Nothing in the records may change. Print them all again.

*** Input data Section Begins ***

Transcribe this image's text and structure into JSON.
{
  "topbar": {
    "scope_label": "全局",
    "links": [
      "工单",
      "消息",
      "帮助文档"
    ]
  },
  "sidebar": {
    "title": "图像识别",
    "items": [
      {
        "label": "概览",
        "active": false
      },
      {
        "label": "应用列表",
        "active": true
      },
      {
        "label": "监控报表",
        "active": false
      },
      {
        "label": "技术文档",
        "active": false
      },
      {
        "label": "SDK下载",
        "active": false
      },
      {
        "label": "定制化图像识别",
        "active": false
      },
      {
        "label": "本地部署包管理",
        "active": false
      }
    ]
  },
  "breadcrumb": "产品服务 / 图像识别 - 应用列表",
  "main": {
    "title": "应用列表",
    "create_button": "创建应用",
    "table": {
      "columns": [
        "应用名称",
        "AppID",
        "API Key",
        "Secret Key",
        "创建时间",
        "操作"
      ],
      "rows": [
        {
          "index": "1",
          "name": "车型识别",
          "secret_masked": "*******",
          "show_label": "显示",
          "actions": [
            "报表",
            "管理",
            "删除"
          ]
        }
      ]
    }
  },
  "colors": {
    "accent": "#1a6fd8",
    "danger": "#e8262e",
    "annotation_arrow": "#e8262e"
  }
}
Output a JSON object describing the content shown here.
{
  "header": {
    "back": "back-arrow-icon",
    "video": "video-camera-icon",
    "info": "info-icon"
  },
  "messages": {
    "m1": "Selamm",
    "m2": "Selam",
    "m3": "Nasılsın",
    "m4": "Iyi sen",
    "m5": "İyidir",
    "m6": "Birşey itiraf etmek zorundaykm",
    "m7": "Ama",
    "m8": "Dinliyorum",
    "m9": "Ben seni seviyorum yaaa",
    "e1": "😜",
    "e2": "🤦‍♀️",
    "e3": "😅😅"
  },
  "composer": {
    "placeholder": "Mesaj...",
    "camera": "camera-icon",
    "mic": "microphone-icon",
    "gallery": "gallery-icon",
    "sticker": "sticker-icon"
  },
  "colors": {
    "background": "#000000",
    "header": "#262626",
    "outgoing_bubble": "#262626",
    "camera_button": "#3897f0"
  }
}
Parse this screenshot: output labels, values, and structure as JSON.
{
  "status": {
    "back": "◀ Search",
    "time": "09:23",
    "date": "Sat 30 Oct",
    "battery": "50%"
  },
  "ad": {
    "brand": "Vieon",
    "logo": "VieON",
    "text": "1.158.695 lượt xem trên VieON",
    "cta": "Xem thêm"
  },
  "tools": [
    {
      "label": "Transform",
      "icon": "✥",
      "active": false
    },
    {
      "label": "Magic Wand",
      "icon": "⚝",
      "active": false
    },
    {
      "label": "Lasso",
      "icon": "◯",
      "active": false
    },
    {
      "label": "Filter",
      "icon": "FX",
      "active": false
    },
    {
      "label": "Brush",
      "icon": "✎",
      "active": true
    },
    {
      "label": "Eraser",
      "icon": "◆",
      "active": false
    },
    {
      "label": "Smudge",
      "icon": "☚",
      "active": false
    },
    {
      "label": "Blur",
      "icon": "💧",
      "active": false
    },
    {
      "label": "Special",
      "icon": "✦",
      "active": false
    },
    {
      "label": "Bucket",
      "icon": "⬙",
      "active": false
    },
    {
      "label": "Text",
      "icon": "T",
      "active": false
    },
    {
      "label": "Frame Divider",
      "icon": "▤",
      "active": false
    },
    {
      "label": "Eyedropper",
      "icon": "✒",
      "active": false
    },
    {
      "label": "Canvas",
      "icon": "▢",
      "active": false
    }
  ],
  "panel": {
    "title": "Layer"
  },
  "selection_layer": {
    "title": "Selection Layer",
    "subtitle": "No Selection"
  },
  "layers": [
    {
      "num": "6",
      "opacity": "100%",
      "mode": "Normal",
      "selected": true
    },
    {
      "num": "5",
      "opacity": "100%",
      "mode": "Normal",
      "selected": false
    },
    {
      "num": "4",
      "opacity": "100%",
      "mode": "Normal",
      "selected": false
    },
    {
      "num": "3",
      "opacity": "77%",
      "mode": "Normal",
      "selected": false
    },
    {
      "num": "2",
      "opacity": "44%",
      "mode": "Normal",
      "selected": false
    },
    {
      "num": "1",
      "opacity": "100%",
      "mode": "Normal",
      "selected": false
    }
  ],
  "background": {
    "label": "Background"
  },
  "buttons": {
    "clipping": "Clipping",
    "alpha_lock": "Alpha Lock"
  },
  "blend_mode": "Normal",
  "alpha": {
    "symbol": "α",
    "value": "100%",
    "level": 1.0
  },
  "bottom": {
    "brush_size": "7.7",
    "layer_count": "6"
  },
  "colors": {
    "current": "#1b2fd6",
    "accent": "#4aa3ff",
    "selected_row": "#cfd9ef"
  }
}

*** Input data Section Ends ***

**The answer:**
Transcribe this image's text and structure into JSON.
{
  "topbar": {
    "scope_label": "全局",
    "links": [
      "工单",
      "消息",
      "帮助文档"
    ]
  },
  "sidebar": {
    "title": "图像识别",
    "items": [
      {
        "label": "概览",
        "active": false
      },
      {
        "label": "应用列表",
        "active": true
      },
      {
        "label": "监控报表",
        "active": false
      },
      {
        "label": "技术文档",
        "active": false
      },
      {
        "label": "SDK下载",
        "active": false
      },
      {
        "label": "定制化图像识别",
        "active": false
      },
      {
        "label": "本地部署包管理",
        "active": false
      }
    ]
  },
  "breadcrumb": "产品服务 / 图像识别 - 应用列表",
  "main": {
    "title": "应用列表",
    "create_button": "创建应用",
    "table": {
      "columns": [
        "应用名称",
        "AppID",
        "API Key",
        "Secret Key",
        "创建时间",
        "操作"
      ],
      "rows": [
        {
          "index": "1",
          "name": "车型识别",
          "secret_masked": "*******",
          "show_label": "显示",
          "actions": [
            "报表",
            "管理",
            "删除"
          ]
        }
      ]
    }
  },
  "colors": {
    "accent": "#1a6fd8",
    "danger": "#e8262e",
    "annotation_arrow": "#e8262e"
  }
}
Output a JSON object describing the content shown here.
{
  "header": {
    "back": "back-arrow-icon",
    "video": "video-camera-icon",
    "info": "info-icon"
  },
  "messages": {
    "m1": "Selamm",
    "m2": "Selam",
    "m3": "Nasılsın",
    "m4": "Iyi sen",
    "m5": "İyidir",
    "m6": "Birşey itiraf etmek zorundaykm",
    "m7": "Ama",
    "m8": "Dinliyorum",
    "m9": "Ben seni seviyorum yaaa",
    "e1": "😜",
    "e2": "🤦‍♀️",
    "e3": "😅😅"
  },
  "composer": {
    "placeholder": "Mesaj...",
    "camera": "camera-icon",
    "mic": "microphone-icon",
    "gallery": "gallery-icon",
    "sticker": "sticker-icon"
  },
  "colors": {
    "background": "#000000",
    "header": "#262626",
    "outgoing_bubble": "#262626",
    "camera_button": "#3897f0"
  }
}
Parse this screenshot: output labels, values, and structure as JSON.
{
  "status": {
    "back": "◀ Search",
    "time": "09:23",
    "date": "Sat 30 Oct",
    "battery": "50%"
  },
  "ad": {
    "brand": "Vieon",
    "logo": "VieON",
    "text": "1.158.695 lượt xem trên VieON",
    "cta": "Xem thêm"
  },
  "tools": [
    {
      "label": "Transform",
      "icon": "✥",
      "active": false
    },
    {
      "label": "Magic Wand",
      "icon": "⚝",
      "active": false
    },
    {
      "label": "Lasso",
      "icon": "◯",
      "active": false
    },
    {
      "label": "Filter",
      "icon": "FX",
      "active": false
    },
    {
      "label": "Brush",
      "icon": "✎",
      "active": true
    },
    {
      "label": "Eraser",
      "icon": "◆",
      "active": false
    },
    {
      "label": "Smudge",
      "icon": "☚",
      "active": false
    },
    {
      "label": "Blur",
      "icon": "💧",
      "active": false
    },
    {
      "label": "Special",
      "icon": "✦",
      "active": false
    },
    {
      "label": "Bucket",
      "icon": "⬙",
      "active": false
    },
    {
      "label": "Text",
      "icon": "T",
      "active": false
    },
    {
      "label": "Frame Divider",
      "icon": "▤",
      "active": false
    },
    {
      "label": "Eyedropper",
      "icon": "✒",
      "active": false
    },
    {
      "label": "Canvas",
      "icon": "▢",
      "active": false
    }
  ],
  "panel": {
    "title": "Layer"
  },
  "selection_layer": {
    "title": "Selection Layer",
    "subtitle": "No Selection"
  },
  "layers": [
    {
      "num": "6",
      "opacity": "100%",
      "mode": "Normal",
      "selected": true
    },
    {
      "num": "5",
      "opacity": "100%",
      "mode": "Normal",
      "selected": false
    },
    {
      "num": "4",
      "opacity": "100%",
      "mode": "Normal",
      "selected": false
    },
    {
      "num": "3",
      "opacity": "77%",
      "mode": "Normal",
      "selected": false
    },
    {
      "num": "2",
      "opacity": "44%",
      "mode": "Normal",
      "selected": false
    },
    {
      "num": "1",
      "opacity": "100%",
      "mode": "Normal",
      "selected": false
    }
  ],
  "background": {
    "label": "Background"
  },
  "buttons": {
    "clipping": "Clipping",
    "alpha_lock": "Alpha Lock"
  },
  "blend_mode": "Normal",
  "alpha": {
    "symbol": "α",
    "value": "100%",
    "level": 1.0
  },
  "bottom": {
    "brush_size": "7.7",
    "layer_count": "6"
  },
  "colors": {
    "current": "#1b2fd6",
    "accent": "#4aa3ff",
    "selected_row": "#cfd9ef"
  }
}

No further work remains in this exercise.